REDDING, Calif. (AP) — State regulators are set to vote on a measure that would require California's major utilities to buy enough energy storage capacity by 2020 to power nearly a million homes.
The goal, in part, is to help develop the market for energy storage technology. That technology, which includes batteries, is currently being pursued by utilities, energy companies, startups and researchers, the San Jose Mercury News reported Wednesday. The California Public Utilities Commission is scheduled to take up the proposal at its meeting in Redding on Thursday.
Experts say the ability to store energy effectively would help the electric grid harness renewable energy sources that generate power sporadically.

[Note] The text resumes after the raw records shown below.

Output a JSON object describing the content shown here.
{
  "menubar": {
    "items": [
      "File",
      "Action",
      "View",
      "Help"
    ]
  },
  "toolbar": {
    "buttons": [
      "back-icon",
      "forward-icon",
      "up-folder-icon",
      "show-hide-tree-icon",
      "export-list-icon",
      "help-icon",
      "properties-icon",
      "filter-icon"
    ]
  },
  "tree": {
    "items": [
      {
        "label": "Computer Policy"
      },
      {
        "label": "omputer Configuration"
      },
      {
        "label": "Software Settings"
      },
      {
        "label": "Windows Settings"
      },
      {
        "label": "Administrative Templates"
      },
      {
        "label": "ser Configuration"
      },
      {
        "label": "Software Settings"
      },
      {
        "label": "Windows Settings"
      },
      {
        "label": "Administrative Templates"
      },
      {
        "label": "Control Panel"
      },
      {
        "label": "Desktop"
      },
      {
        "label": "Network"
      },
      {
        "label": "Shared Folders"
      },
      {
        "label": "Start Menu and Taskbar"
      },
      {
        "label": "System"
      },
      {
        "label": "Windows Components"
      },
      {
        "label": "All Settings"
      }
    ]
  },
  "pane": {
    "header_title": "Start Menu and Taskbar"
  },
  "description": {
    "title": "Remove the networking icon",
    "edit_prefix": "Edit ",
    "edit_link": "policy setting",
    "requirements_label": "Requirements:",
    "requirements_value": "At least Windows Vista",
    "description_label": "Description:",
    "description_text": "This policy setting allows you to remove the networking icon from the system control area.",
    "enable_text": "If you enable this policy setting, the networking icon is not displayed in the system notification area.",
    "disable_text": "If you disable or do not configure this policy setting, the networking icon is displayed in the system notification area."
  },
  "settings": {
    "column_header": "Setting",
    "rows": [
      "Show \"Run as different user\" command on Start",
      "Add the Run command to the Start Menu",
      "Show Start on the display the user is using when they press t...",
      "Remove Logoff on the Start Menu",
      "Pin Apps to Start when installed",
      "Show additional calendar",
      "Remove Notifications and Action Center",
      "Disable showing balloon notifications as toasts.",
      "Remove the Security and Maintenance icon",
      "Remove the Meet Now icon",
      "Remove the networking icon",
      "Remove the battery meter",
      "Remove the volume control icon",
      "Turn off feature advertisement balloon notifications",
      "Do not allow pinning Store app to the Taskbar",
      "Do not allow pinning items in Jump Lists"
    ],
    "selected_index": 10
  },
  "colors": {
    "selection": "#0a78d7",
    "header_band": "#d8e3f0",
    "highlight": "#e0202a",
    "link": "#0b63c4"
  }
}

It would also build in excess capacity that could prevent service disruptions during events such as storms and wildfires.
They say California's regulations are being watched around the country.

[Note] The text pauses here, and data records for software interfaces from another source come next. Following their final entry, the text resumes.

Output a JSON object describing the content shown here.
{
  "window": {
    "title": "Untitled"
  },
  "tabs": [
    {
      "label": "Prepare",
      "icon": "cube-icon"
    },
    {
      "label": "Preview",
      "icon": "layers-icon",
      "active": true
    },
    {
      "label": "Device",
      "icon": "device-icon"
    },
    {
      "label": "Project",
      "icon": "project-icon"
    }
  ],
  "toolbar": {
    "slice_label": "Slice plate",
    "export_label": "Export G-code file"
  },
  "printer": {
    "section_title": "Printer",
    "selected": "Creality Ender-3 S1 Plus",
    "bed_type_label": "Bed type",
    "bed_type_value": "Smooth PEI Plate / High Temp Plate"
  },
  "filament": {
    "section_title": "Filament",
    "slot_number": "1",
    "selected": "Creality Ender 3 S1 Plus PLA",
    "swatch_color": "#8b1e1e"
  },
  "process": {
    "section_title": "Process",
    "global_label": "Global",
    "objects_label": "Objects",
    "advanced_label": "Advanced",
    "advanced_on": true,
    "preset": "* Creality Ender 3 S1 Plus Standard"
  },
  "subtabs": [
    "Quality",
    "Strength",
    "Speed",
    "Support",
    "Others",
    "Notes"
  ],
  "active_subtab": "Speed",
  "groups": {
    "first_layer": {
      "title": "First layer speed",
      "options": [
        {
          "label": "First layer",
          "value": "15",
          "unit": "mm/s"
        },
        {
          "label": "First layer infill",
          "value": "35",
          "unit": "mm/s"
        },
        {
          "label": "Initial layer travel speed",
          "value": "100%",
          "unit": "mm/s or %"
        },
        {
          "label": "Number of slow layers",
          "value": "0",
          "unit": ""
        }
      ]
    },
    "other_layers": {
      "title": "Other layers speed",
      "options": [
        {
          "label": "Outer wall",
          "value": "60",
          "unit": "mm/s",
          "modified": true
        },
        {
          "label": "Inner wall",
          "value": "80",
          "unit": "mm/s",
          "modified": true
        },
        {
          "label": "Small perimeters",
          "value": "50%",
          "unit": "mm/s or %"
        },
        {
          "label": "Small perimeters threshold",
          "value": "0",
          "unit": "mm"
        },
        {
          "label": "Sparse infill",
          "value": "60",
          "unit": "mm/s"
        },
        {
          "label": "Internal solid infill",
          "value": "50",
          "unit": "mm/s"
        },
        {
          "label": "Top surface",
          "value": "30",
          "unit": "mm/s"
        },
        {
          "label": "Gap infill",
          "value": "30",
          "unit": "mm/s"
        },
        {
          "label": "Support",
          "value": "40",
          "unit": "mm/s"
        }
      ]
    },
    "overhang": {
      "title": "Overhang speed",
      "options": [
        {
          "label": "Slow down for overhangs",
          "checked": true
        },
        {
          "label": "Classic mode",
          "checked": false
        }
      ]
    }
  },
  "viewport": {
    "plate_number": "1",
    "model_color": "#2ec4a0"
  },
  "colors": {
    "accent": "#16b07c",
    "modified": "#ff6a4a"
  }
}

"This is transformative," Chet Lyons, an energy storage consultant based in Boston, told the newspaper. "It's going to have a huge impact on the development of the storage industry, and other state regulators are looking at this as a precedent."
The utility commission's proposal would require Pacific Gas and Electric, Southern California Edison and San Diego Gas & Electric to acquire 1,325 megawatts of energy storage by 2020, with installations no later than the end of 2024.
It stems from a 2010 bill in the state Assembly.
In comments to the commission, the utilities expressed support for energy storage, although they raised concerns about the costs of the proposal given the nascent state of storage technology.
It's not clear yet how the storage mandate will impact ratepayers, the Mercury News reported.